The New York State Department of Health confirms a college student with measles boarded Amtrak station from Penn Station earlier this week and may have exposed other passengers to the contagious virus, state health officials said.

The student at Bard College in Dutchess County took Amtrak train #283 from Penn Station to Albany at 1:20 p.m. on January 25. He got off in Rhinecliff, New York. The train stopped in Albany before traveling on to Niagara Falls.

College officials said the student has been isolated during his recovery.

The state Department of Health advises individuals who may have been exposed and who have symptoms consistent with measles to call their doctor or a local emergency room before going for care in order to prevent the illness to spread to others.

Symptoms of measles include runny nose, cough, fever, and red, blotchy rash that typically starts on the face and spreads downward and outward to the hands and feet.

New York has had three cases of measles this year – one in Dutchess County and two in New York City.

New York requires that all college students show proof of immunity to measles.

At Bard College, the Dutchess County Department of Health held a measles vaccination clinic for any students, faculty or staff who has not been vaccinated against measles.

The latest nationwide outbreak of measles has spread to 14 states and includes 84 cases reported this month. Most of the cases are linked to an outbreak at Disneyland and another theme park in Southern California that began in late December and now has spread to six other states, including Utah, Washington, Oregon and Colorado.

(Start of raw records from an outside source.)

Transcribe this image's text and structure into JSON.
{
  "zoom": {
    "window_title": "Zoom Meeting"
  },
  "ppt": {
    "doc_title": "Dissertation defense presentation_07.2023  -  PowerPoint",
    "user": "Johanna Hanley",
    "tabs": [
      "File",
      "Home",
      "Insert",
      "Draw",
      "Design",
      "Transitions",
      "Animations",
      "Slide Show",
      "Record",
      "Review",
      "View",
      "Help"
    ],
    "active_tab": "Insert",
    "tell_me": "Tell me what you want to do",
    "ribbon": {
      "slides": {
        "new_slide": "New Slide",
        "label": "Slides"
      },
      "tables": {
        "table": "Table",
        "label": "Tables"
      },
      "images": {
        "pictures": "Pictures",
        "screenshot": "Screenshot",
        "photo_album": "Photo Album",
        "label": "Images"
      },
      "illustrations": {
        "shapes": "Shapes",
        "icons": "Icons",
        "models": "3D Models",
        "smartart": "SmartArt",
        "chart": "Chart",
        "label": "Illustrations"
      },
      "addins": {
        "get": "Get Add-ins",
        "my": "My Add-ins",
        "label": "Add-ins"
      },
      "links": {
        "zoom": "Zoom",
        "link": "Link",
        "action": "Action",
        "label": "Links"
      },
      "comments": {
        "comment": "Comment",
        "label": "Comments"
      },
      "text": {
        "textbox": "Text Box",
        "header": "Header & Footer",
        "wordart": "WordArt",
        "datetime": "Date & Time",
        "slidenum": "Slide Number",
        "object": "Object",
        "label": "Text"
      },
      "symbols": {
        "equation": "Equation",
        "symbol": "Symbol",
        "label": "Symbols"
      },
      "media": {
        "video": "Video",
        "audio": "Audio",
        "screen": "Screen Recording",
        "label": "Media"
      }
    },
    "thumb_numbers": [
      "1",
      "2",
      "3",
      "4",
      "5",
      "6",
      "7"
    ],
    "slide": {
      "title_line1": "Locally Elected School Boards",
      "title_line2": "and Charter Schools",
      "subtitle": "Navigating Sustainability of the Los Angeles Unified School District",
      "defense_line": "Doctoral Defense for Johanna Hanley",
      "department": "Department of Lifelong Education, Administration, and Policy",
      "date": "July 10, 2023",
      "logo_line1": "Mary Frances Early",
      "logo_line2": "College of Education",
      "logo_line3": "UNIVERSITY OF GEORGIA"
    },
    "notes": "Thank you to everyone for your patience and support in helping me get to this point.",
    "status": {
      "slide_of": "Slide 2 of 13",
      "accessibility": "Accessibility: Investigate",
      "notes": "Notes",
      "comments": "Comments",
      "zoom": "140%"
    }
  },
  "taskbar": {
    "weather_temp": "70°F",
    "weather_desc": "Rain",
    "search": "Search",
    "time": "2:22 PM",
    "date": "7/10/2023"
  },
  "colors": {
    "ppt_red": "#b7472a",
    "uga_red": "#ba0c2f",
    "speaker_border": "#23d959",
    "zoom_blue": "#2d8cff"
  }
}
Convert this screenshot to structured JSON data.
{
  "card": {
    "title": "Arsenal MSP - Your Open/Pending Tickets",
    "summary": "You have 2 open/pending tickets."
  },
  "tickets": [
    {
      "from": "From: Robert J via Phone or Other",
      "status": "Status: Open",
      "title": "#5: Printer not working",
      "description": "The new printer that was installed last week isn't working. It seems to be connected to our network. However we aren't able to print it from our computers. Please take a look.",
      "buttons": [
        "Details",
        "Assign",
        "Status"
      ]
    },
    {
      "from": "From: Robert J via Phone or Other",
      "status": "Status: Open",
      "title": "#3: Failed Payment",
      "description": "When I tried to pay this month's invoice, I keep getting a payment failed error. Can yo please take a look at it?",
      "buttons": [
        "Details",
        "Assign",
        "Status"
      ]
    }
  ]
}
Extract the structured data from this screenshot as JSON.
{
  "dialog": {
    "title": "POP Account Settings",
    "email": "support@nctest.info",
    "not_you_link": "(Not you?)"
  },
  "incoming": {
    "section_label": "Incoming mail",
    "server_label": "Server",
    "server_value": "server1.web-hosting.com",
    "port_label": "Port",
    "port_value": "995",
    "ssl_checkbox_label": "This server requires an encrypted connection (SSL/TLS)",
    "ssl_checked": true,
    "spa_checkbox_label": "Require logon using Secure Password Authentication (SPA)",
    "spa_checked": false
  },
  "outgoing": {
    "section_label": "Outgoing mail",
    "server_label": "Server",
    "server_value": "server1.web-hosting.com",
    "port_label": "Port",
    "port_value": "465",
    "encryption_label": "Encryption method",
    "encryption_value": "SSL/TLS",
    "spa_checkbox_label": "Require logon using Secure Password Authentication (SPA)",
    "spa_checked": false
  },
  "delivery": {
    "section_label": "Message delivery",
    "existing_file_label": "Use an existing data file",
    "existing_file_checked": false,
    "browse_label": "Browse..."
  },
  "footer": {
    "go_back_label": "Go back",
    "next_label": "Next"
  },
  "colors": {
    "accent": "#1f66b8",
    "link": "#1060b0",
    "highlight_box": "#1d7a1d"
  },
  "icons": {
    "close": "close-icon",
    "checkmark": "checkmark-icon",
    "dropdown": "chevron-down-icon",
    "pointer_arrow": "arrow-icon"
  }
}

Measles is a highly contagious illness. It can spread through coughing or sneezing and can infect an estimated 90 percent of people who not immune to the virus. The incubation period is on average 14 days, but an infected person can be contagious up to four days before they start to show symptoms.